Vital Stats: “From the people here, he learned that there was nothing to be found in the country beyond except the mountains, which continued to be entirely uninhabited by people.”
“We all marched cheerfully along a very bad way, where it was impossible to pass without making a new road or repairing the one that was there, which troubled the soldiers not a little, considering that everything which the friar had said was found to be quite the reverse.”
“And the truth is that there are mountains where, however well the path might be fixed, they could not be crossed without there being great danger of the horses falling over them.”
Coronado’s writings discuss the troubles he and his men faced during the expedition just outside of Compostela. The intense topography caused them to lose multiple horses, have scarce means of food, and travel over dangerous environments.

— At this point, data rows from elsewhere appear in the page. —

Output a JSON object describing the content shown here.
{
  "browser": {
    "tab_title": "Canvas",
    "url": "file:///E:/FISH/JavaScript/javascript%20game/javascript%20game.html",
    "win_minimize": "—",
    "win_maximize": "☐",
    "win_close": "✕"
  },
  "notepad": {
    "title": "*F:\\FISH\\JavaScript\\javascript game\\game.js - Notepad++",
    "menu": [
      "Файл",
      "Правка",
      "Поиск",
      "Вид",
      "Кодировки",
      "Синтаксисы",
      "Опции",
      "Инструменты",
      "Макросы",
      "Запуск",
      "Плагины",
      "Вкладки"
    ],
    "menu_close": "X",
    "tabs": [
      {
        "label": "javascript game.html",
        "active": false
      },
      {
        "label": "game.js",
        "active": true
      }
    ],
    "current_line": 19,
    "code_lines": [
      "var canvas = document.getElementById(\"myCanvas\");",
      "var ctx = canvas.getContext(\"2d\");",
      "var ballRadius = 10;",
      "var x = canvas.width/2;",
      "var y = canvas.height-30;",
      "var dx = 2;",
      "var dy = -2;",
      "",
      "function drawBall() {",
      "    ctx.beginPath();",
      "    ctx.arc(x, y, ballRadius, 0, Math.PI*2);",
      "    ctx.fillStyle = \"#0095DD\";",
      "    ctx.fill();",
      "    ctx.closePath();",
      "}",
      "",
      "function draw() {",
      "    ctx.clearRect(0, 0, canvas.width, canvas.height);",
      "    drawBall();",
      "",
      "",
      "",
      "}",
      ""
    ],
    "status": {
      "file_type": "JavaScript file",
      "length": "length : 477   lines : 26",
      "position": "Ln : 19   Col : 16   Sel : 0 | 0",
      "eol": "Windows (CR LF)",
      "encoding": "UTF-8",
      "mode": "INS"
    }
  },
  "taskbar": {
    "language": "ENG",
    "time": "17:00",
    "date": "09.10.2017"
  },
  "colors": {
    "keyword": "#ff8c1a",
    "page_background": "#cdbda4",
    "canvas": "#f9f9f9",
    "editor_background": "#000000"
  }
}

This primary source of Coronado’s report back lets us better understand just how harsh the conditions may have been that Coronado traveled through. Based on his accounts of his journey we know that he and his men changed pre-existing roads to meet their needs.
Coronado’s report was pulled from The Coronado Expedition, 1540-1542 written by George Parker Winship. As the title suggests, Winship discusses Coronado’s expedition as a whole and compiles different primary and secondary sources in his book. Coronado’s report is very important because it allows historians to have the opportunity to use discernment between Coronado’s and De Niza’s descriptions about the topographic characteristics.
Winship, George Parker. The Coronado Expedition, 1540-1542. U.S. Government Printing Office, 1896, pg. 553.
Amy Roberts; Augmented Reflections; UCCS.